So, there’s this pandemic, right? A real corker of a coronavirus — some people get li’l colds, some people get pneumonia, others have organs attacked, suffer strokes, or endure long-lasting neurological symptoms. And we’ve no idea if there are longer-term problems waiting in the wings. Like I said the other day, polio could wage additional damage decades after you had it.
In this pandemic, we shut the country down. Sorta. Partly. Some states went whole hog, others half-assed it, and now we’re all varying degrees of “reopened,” and cases are surging. All because we didn’t do shit, really, as a country. Some states did well. My state, PA, is doing… pretty okay? Better than a lot, not as good as some of our Northeast counterparts. But nationwide, as a whole, we took allllllll that time locked down to accomplish… eeeyyyyeaaaannnhhh, very, very little.
And now, in many places, it’s worse than it was in March. Worse than the conditions that triggered the lockdown in the first place.
We were on a train driving toward a broken track over the edge of the cliff, and we wisely said, “We’d better slow this beast down, lest we go off the edge,” so we slowed it down… but then… kinda did nothing? We didn’t build new tracks. We didn’t construct a bridge. We didn’t even cover the train in pillows and bounce-houses in the hopes it lessened our impact, if we had to go over the cliff.
We just bided our time and then started speeding up again.
The track is still broken.
The cliff is still ahead.
And the train is full of children.
What I’m saying is, how the hell are we supposed to open schools again?
Consider the following problem —
Soon, it’s going to be cold-and-flu season. That can start as early as September around these parts, and really gets its roots in by winter. Hell, autumn brings allergies, too.
Now, let’s say a kid, or a teacher, starts to have symptoms of one or the other.
Sniffles, sneezes, runny noses, coughs. A temperature.
Is it COVID-19?
Well, you won’t know, so whaddya gonna do? Just casually remove them? The virus is catchier than a Rick-Roll, and often before you even show symptoms. You pretend it’s fine, you could make sure that everyone gets it, that it runs a race around everyone in school.
So, the likely answer is, you have to shut down the school, or at least that class, until the person is tested. And once again, testing is harder to get across the country. If you can get a test, then some people are receiving results in 7-14 days. For a while there it was faster, but remember SLOW DOWN THE TESTING, PLEASE, from our erstwhile shitberg of a president? Yeah. His wish was our command, and now testing is half-fucked again. So, if the person with the coughing-sniffles gets a test, it could be two weeks before results roll in.

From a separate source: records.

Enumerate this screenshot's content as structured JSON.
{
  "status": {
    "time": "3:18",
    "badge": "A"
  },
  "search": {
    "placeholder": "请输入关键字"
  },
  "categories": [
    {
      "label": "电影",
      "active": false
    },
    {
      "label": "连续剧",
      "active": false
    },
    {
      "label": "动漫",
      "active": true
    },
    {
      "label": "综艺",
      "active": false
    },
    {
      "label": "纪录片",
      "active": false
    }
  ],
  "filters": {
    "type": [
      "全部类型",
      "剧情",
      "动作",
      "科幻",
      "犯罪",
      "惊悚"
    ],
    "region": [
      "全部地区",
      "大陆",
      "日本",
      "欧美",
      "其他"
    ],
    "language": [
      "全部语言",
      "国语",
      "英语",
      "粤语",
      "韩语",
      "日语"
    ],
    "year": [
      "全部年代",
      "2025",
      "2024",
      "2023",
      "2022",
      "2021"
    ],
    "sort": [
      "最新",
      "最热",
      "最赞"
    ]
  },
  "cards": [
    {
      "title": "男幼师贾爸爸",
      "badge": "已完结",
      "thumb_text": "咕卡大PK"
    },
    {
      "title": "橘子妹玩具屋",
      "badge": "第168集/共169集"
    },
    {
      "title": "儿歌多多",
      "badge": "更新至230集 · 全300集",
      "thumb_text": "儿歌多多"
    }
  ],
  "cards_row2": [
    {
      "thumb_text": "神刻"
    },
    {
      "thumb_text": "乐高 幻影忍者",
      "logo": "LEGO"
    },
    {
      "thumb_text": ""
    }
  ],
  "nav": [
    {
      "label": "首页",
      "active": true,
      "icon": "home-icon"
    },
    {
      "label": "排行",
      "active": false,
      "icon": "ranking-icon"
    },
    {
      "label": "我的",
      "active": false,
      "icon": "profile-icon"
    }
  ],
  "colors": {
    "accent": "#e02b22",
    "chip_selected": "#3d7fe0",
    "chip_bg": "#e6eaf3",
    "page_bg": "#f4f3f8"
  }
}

Two weeks where people have to freak the fuck out that maybe their kids, or the teachers, or the parents, or whoever, caught the thing that may or may not be the virus that may or may not leave you with lasting long-time damage. That’s a very big Schroedinger’s Cat situation, isn’t it?
Then, then, assume that people are going to also get this thing. Not just cold. Not just flu. But people are going to get it. Statistically, that’s gonna happen, and I’m betting it happens in the first month of school. A kid, a teacher, an admin, a parent, or even someone secondarily connected to those people — a grandparent, a neighbor, whatever, someone where there has been exposure.
Well, again, you probably gotta shut shit down.
So, best case scenario, you’ve got a rolling series of openings and shutdowns, blunting any educational momentum the kids and teachers gain. All while school is surely hamstrung anyway, because there’s no way you can run a school the way you did before in the midst of all this.
Given that even a single cough or elevated temperature could totally knee-cap your entire school for two weeks… how’s this supposed to work? What’s the point? Why even bother opening? It’s a futile gesture, like trying to thread a needle with a blowdart from across a crowded room. I guess it’s not impossible but oof. Of course, the Sword of Damocles hanging over everyone’s head is that parents have to work and that means they have to send their kids to school and then there are kids who need school for meals and education (obviously) and social growth and maybe even an escape from abusive or problematic families. But federally, we have no response for this, no planning, no way forward — and a lot of states don’t have much of a clue, either. So onward the train goes, chug-chug-chug, choo-choo, and we know the tracks are busted, we know there’s no bridge, it’s only a cliff ahead and a damning drop to the hard ground below. But we keep going. The train keeps a rollin’.